* [YOUR INSTRUCTIONS]
Look through the data that follows and work out how many lines contain the string "username". Nothing but that number should be given.

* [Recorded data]
⁂

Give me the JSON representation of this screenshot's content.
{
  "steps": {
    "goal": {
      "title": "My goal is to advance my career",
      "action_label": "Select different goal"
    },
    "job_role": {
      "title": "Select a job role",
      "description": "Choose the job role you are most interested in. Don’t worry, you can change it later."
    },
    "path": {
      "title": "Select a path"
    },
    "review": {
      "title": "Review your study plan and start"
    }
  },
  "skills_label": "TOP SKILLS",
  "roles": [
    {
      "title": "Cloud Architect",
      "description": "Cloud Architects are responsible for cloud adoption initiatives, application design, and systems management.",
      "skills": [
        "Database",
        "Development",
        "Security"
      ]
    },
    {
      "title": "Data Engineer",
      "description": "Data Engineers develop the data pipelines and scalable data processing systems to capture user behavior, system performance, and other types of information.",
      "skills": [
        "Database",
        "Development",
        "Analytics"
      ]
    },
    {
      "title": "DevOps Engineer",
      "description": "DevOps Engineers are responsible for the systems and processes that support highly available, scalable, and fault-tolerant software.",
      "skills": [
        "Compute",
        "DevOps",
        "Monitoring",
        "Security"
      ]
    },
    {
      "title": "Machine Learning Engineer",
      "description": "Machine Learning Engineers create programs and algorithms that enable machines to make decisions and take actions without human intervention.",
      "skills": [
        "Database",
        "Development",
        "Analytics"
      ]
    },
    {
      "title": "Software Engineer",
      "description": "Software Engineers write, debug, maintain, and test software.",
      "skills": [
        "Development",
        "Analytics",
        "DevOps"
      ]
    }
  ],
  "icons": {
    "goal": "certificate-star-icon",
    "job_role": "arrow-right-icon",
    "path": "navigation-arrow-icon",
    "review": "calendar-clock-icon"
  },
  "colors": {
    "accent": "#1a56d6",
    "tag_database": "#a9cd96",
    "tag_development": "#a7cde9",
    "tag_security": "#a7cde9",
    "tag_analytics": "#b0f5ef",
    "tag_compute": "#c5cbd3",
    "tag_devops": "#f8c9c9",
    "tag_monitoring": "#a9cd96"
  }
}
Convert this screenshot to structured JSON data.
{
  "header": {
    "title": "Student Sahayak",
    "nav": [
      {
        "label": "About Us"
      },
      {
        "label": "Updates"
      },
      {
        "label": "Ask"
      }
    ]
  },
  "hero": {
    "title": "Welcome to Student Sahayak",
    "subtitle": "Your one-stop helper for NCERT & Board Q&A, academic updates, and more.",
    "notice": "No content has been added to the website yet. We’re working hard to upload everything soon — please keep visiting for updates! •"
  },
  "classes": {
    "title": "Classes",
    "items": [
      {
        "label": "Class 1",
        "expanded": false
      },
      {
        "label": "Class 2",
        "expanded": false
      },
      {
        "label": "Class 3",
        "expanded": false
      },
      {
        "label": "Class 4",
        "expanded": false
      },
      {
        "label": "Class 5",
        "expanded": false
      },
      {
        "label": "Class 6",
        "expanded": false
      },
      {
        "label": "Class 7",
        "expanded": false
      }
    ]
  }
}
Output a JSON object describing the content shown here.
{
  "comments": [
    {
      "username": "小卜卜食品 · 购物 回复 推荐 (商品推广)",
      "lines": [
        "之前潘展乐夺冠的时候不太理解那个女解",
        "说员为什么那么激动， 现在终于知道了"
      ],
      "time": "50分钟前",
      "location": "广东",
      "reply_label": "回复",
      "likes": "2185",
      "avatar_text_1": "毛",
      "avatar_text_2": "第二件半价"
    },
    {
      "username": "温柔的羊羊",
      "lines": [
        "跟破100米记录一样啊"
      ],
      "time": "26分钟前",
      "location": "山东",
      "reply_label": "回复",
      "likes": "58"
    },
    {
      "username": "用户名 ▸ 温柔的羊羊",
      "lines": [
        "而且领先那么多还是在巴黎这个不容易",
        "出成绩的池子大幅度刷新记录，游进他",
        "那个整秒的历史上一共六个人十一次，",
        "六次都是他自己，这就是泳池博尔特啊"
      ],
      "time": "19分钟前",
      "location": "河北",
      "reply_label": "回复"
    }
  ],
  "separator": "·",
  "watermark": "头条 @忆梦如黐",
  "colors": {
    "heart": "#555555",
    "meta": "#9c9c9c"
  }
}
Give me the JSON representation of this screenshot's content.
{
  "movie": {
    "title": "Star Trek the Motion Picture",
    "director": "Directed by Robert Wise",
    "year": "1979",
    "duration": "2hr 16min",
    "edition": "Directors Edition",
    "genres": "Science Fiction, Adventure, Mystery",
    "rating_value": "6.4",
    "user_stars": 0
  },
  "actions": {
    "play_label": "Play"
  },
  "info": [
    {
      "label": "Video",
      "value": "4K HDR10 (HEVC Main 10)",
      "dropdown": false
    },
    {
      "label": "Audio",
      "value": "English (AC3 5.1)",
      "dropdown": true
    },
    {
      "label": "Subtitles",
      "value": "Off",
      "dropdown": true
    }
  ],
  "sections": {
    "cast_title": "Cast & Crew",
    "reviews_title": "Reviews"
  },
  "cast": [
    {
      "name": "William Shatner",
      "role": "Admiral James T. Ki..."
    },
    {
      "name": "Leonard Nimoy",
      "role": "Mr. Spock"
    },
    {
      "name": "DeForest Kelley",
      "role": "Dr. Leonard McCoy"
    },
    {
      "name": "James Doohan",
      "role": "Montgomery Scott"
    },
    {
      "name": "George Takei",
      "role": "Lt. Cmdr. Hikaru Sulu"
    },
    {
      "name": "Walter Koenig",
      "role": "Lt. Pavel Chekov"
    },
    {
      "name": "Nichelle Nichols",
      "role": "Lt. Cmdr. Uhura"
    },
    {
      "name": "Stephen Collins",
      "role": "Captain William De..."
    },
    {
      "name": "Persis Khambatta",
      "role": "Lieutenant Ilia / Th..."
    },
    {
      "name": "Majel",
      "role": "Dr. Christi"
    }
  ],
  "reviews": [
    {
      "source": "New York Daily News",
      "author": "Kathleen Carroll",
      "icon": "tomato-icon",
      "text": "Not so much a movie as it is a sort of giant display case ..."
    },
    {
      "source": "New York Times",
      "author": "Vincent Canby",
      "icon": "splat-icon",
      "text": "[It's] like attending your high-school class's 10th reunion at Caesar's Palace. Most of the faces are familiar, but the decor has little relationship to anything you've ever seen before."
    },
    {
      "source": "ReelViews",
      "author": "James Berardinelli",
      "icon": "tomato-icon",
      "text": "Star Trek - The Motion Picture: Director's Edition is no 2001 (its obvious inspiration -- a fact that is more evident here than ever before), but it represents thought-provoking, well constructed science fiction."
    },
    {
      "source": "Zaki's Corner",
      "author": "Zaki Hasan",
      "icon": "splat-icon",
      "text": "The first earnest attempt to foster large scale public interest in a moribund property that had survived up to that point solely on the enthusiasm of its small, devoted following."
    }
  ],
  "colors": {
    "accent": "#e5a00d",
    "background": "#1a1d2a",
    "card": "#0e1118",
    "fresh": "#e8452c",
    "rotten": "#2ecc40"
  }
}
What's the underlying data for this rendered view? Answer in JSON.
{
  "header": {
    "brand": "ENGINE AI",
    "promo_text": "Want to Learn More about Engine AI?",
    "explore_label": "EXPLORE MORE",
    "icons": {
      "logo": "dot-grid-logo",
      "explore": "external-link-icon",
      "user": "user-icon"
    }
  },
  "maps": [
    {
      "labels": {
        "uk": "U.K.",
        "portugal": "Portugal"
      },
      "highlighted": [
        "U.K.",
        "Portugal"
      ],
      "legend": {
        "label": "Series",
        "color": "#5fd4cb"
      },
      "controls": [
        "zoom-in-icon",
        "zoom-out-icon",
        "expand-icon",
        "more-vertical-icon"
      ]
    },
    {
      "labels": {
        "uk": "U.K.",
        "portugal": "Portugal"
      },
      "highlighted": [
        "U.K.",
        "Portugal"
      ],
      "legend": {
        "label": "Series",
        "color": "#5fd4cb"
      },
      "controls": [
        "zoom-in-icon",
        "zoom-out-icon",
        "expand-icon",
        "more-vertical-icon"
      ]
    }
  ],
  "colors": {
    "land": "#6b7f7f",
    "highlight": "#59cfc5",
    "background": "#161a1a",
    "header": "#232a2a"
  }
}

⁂

* [RESPONSE FOR THIS EXERCISE]
3